Mexico prepares for a post-NAFTA world
Mexico is taking U.S. President Donald Trump’s threats to leave the North American Free Trade Agreement more seriously as a second round of talks opens Friday in Mexico City on renegotiating the 1994 trade pact.
In the aftermath of Trump’s Sunday tweet saying that Mexico and Canada are “both being very difficult, may have to terminate,” Mexico now says it is developing a “Plan B” in case Trump withdraws from the trade pact.
“Is there a possibility we could hit an impasse that we can’t overcome? That cannot be discounted,” Mexico’s Economy Secretary Ildefonso Guajardo told the country’s Senate. “We have to have an alternative plan perfectly prepared.

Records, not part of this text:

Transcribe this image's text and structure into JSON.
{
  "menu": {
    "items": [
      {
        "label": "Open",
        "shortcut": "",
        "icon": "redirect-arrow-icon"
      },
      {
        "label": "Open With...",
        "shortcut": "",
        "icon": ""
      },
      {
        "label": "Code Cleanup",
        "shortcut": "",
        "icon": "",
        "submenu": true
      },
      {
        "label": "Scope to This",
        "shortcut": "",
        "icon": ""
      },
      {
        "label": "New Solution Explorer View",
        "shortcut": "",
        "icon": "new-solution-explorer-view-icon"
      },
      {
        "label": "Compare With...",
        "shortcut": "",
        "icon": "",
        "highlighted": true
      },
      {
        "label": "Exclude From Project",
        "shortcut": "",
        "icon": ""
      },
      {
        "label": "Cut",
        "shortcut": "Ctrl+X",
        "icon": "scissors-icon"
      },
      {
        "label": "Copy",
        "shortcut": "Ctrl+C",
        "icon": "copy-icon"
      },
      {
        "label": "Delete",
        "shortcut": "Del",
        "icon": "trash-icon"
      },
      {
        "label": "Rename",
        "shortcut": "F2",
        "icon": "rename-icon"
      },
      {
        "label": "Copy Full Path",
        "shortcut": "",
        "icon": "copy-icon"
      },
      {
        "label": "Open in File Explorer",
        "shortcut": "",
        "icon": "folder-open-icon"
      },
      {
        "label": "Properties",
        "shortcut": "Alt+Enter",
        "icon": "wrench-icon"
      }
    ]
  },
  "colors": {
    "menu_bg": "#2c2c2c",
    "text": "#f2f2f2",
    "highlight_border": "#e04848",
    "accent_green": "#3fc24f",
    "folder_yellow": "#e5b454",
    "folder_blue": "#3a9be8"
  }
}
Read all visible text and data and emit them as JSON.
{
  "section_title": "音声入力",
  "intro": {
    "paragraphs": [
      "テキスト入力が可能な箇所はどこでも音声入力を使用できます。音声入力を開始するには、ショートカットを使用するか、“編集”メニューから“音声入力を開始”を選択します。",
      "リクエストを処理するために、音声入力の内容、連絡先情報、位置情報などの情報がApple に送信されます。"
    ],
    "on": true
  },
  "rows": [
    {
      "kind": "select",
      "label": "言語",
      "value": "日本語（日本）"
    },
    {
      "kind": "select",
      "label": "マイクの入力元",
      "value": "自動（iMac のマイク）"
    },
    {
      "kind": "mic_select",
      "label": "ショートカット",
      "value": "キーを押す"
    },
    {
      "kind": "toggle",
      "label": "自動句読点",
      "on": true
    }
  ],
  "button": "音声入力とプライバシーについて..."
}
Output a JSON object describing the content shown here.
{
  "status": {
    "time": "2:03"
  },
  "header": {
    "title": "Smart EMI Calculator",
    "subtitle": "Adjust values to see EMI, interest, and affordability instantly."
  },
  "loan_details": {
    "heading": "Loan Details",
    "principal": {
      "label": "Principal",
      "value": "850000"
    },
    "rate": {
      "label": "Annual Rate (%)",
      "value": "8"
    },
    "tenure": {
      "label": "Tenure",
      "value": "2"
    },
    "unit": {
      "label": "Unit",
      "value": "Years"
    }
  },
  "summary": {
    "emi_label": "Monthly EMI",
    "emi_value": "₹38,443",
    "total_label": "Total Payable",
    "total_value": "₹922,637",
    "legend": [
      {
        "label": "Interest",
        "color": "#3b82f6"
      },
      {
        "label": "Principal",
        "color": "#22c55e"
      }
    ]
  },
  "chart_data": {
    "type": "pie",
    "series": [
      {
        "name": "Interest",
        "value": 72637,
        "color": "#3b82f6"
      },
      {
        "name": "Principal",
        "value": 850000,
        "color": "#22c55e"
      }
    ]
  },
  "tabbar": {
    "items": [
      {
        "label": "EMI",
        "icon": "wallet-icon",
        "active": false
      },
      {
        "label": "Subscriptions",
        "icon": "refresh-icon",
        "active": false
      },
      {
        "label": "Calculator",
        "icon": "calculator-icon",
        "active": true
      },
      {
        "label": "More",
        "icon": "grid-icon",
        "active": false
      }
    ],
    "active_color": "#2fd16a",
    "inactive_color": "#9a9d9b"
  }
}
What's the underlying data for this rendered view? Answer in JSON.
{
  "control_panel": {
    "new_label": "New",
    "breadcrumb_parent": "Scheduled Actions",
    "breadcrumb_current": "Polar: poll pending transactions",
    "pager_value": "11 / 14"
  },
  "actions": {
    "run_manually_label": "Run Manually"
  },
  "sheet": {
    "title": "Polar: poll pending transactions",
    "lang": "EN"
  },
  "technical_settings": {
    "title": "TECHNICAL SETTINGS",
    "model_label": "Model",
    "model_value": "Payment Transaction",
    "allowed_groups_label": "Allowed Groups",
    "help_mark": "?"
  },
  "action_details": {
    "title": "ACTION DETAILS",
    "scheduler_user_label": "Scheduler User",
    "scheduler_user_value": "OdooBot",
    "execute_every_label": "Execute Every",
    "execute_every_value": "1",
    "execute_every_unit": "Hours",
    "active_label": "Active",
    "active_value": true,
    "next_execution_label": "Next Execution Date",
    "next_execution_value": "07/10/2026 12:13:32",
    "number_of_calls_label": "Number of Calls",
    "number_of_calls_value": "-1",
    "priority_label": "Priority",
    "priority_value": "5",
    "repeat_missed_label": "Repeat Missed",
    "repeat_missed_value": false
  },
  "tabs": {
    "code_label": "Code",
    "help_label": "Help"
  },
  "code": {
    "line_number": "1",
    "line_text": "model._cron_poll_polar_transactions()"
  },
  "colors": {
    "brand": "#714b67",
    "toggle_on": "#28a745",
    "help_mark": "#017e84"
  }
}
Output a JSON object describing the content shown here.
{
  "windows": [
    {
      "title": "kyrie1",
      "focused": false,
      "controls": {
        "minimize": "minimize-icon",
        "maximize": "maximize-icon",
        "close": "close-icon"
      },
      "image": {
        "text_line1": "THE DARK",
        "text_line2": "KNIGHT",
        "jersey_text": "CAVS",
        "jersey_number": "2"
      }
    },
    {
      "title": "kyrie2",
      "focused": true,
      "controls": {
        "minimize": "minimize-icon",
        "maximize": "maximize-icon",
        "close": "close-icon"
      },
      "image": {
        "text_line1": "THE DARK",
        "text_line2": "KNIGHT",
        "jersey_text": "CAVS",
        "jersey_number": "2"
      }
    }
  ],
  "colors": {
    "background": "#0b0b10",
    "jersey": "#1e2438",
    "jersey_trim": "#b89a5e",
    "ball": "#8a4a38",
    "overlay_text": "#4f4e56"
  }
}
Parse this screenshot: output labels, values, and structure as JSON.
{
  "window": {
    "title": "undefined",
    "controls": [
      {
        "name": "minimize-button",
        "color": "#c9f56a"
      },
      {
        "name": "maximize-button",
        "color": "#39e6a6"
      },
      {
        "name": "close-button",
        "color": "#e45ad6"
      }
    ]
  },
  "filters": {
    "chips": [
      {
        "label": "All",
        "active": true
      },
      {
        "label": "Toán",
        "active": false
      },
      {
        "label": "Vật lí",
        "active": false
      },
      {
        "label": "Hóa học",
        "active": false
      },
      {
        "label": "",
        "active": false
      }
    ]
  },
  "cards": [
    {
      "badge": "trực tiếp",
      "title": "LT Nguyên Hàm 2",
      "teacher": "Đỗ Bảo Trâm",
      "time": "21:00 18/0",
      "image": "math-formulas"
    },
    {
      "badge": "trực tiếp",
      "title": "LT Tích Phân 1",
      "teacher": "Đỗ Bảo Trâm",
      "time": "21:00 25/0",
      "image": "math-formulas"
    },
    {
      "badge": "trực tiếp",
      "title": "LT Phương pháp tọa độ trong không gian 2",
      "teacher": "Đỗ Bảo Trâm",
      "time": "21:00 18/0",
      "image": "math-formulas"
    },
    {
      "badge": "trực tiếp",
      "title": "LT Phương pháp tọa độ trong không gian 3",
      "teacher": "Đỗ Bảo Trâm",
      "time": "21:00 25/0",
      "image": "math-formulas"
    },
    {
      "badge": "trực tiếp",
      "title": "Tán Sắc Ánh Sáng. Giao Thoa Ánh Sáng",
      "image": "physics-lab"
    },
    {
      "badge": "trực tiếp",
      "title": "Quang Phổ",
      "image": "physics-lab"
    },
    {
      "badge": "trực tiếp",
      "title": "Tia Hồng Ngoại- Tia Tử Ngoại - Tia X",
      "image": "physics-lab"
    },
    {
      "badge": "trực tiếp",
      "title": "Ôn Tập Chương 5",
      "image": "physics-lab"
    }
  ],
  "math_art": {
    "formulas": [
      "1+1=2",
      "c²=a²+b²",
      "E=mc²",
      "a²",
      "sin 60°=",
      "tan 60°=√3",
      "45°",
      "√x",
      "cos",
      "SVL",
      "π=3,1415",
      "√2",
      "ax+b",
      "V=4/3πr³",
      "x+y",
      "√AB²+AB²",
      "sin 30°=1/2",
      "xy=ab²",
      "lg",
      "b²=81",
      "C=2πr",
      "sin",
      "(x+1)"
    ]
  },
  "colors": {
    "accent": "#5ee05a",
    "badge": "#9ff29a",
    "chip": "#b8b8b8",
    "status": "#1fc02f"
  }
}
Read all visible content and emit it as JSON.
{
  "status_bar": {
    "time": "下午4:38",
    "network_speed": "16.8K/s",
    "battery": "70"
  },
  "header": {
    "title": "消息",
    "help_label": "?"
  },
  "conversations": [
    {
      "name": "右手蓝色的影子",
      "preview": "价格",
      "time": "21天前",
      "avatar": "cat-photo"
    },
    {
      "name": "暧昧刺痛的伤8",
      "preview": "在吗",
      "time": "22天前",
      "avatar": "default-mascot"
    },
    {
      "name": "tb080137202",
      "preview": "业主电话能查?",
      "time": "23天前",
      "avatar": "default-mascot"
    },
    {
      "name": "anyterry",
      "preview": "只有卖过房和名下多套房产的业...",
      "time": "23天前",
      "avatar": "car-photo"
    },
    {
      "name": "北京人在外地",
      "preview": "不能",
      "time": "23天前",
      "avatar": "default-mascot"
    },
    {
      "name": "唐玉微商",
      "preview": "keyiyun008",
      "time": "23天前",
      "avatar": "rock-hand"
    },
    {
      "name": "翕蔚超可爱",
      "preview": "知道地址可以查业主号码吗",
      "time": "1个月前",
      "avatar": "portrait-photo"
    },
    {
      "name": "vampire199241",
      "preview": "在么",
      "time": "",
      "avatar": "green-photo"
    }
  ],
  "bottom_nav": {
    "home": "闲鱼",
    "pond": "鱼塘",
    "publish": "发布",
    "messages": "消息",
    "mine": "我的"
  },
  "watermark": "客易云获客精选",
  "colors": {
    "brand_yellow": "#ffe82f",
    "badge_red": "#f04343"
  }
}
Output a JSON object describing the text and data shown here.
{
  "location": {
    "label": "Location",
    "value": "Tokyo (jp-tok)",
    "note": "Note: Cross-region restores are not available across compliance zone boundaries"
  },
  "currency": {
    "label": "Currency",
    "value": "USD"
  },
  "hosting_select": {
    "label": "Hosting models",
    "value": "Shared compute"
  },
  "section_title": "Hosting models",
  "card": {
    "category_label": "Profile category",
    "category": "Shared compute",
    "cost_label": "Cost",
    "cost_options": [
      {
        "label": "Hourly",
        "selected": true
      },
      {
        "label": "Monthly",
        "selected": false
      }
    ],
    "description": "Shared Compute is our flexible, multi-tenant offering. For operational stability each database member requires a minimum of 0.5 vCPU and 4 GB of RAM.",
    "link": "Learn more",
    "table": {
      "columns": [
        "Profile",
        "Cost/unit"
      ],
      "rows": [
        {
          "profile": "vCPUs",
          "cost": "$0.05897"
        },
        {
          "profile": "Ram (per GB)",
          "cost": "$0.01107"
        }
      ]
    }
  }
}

A scenario without NAFTA is something we have to think about.”
Guajardo said key sticking points include U.S. demands to modify NAFTA’s dispute resolution process and tighten labor standards. In comments to Mexico’s Senate, he said that about 15 of the 25 negotiating groups have run into differences after the first round of talks started on Aug. 16 in Washington.
“There are 10 working groups where we are starting to see difficulties … the chapter on labor issues, electronic commerce, franchises,” Guajardo said in comments to Mexico’s Senate this week.
One significant clash is over NAFTA’s method of resolving disputes. The current agreement allows binational panels of private experts to decide differences, making it harder for one nation to unilaterally impose tariffs on another. The United States wants to eliminate those panels, but Canada and Mexico fear that would allow the U.S. to throw its greater weight around.
U.S. negotiators also want to tighten enforcement of labor standards, which are currently covered in a largely toothless NAFTA side agreement. A key draw for foreign assembly plants and investment has been Mexico’s low wages. While average manufacturing wages in China had risen to $3.60 per hour by 2016, Mexico’s had shrunk to $2.10, a level some economists say is artificially low. With many workers unable to afford the vehicles Mexico produces, the country exports about three times as many cars as are purchased domestically. Most of those exports go to the United States.
“The US wishes to codify international labor rights norms — such as the right to collective bargaining and minimum wages — into the NAFTA agreement itself. This could, in theory, limit Mexico’s ability to exploit its lax labor laws, low trade union representation, and lower wages that together give it an export advantage in manufacturing sectors like autos,” according to a report by BMI Research.
The Washington-based Council on Hemispheric Affairs sees that as a good thing, standardizing labor and environmental standards within the three countries while “guaranteeing a common living wage, worker safety and welfare criteria.”
What would happen if the United States doesn’t get what it wants, and pulls out of NAFTA?
At greatest risk are U.S. products like corn and high fructose corn syrup, while Mexican-made tomatoes and pickup trucks could suffer higher tariffs.
But about half of Mexico-U.S. commerce is unaffected by NAFTA.
On Wednesday, Trump appeared to leave open the possibility of leaving NAFTA and negotiating new accords with Mexico and Canada to replace it.
“We’ve got to change this deal, and hopefully we can renegotiate it, but if we can’t we’ll terminate it and we’ll start all over again with a real deal,” Trump said.
Mexico says it, too, is ready to leave if necessary.
“If the result of the negotiations isn’t beneficial for Mexico, of course, Mexico won’t stay,” Foreign Relations Secretary Luis Videgaray said Wednesday. He also took a swipe at Trump’s use of Twitter to lay out U.S. stands.
“Negotiations aren’t carried out on social media,” Guajardo said.